  21. ^ a b "Final Coin in American Eagle Platinum Coin Program Preamble Series Goes On Sale Oct. 20 | U.S. Mint". Retrieved 2018-09-07.
  22. ^ a b "2016 American Eagle Platinum Proof Coin Goes On Sale on June 30 | U.S. Mint". Retrieved 2018-09-07.
  23. ^ "United States Mint Releases 20th Anniversary American Eagle Platinum Proof Coin | U.S. Mint". Retrieved 2022-09-27.
  24. ^ a b "2019 American Eagle Platinum Proof Coin | U.S. Mint". Retrieved 2019-01-26.
  25. ^ "2020 Preamble to the Declaration of Independence Platinum Proof Coin – Pursuit of Happiness | U.S. Mint". Retrieved 2022-09-27.

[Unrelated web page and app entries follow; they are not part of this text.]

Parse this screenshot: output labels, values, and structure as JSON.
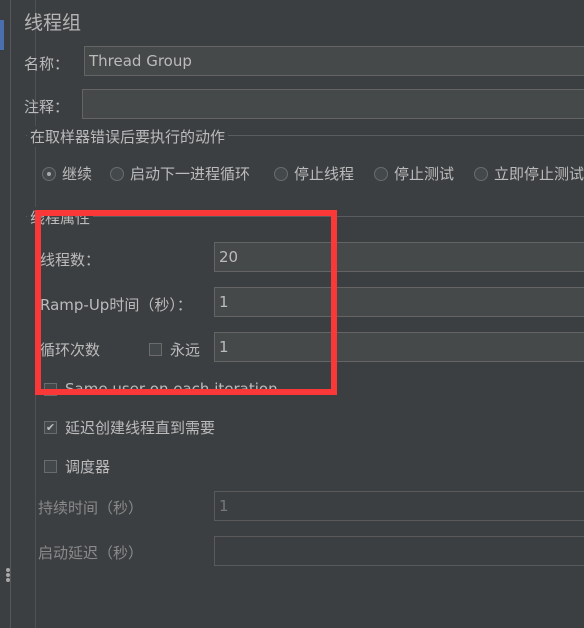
{
  "panel": {
    "title": "线程组",
    "name_label": "名称：",
    "name_value": "Thread Group",
    "comment_label": "注释：",
    "comment_value": ""
  },
  "sampler_error": {
    "title": "在取样器错误后要执行的动作",
    "options": [
      {
        "label": "继续",
        "checked": true
      },
      {
        "label": "启动下一进程循环",
        "checked": false
      },
      {
        "label": "停止线程",
        "checked": false
      },
      {
        "label": "停止测试",
        "checked": false
      },
      {
        "label": "立即停止测试",
        "checked": false
      }
    ]
  },
  "thread_props": {
    "title": "线程属性",
    "threads_label": "线程数：",
    "threads_value": "20",
    "rampup_label": "Ramp-Up时间（秒）：",
    "rampup_value": "1",
    "loop_label": "循环次数",
    "forever_label": "永远",
    "forever_checked": false,
    "loop_value": "1",
    "same_user_label": "Same user on each iteration",
    "same_user_checked": false,
    "delay_label": "延迟创建线程直到需要",
    "delay_checked": true,
    "scheduler_label": "调度器",
    "scheduler_checked": false,
    "duration_label": "持续时间（秒）",
    "duration_value": "1",
    "startup_delay_label": "启动延迟（秒）",
    "startup_delay_value": ""
  },
  "annotation": {
    "highlight_color": "#fb3838"
  },
  "icons": {
    "check": "✔"
  }
}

  26. ^ "2021 First Amendment to the United States Constitution Platinum Proof Coin – Freedom of Religion | U.S. Mint". Retrieved 2022-09-27.
  27. ^ "2022 First Amendment to the United States Constitution Platinum Proof Coin – Freedom of Speech | U.S. Mint". Retrieved 2022-09-27.
  28. ^ "2023 First Amendment to the United States Constitution Platinum Proof Coin – Freedom of the Press | U.S. Mint". Retrieved 2022-09-27.
  29. ^ "2024 First Amendment to the United States Constitution Platinum Proof Coin – Right to Assemble | U.S. Mint". Retrieved 2022-09-27.
  30. ^ "2025 First Amendment to the United States Constitution Platinum Proof Coin – Right to Petition | U.S. Mint". Retrieved 2022-09-27.
  31. ^ a b "10th Anniversary Platinum Eagle Set". 21 January 2009. Retrieved 2018-09-08.
  32. ^ a b "United States Mint Releases Special Set to Commemorate 10th Anniversary of American Eagle Platinum Coin Program | U.S. Mint". Retrieved 2018-09-08.
  33. ^ "Platinum Eagle Mintages". Platinum Eagle Guide. 15 December 2008. Retrieved September 6, 2018.

External links[edit]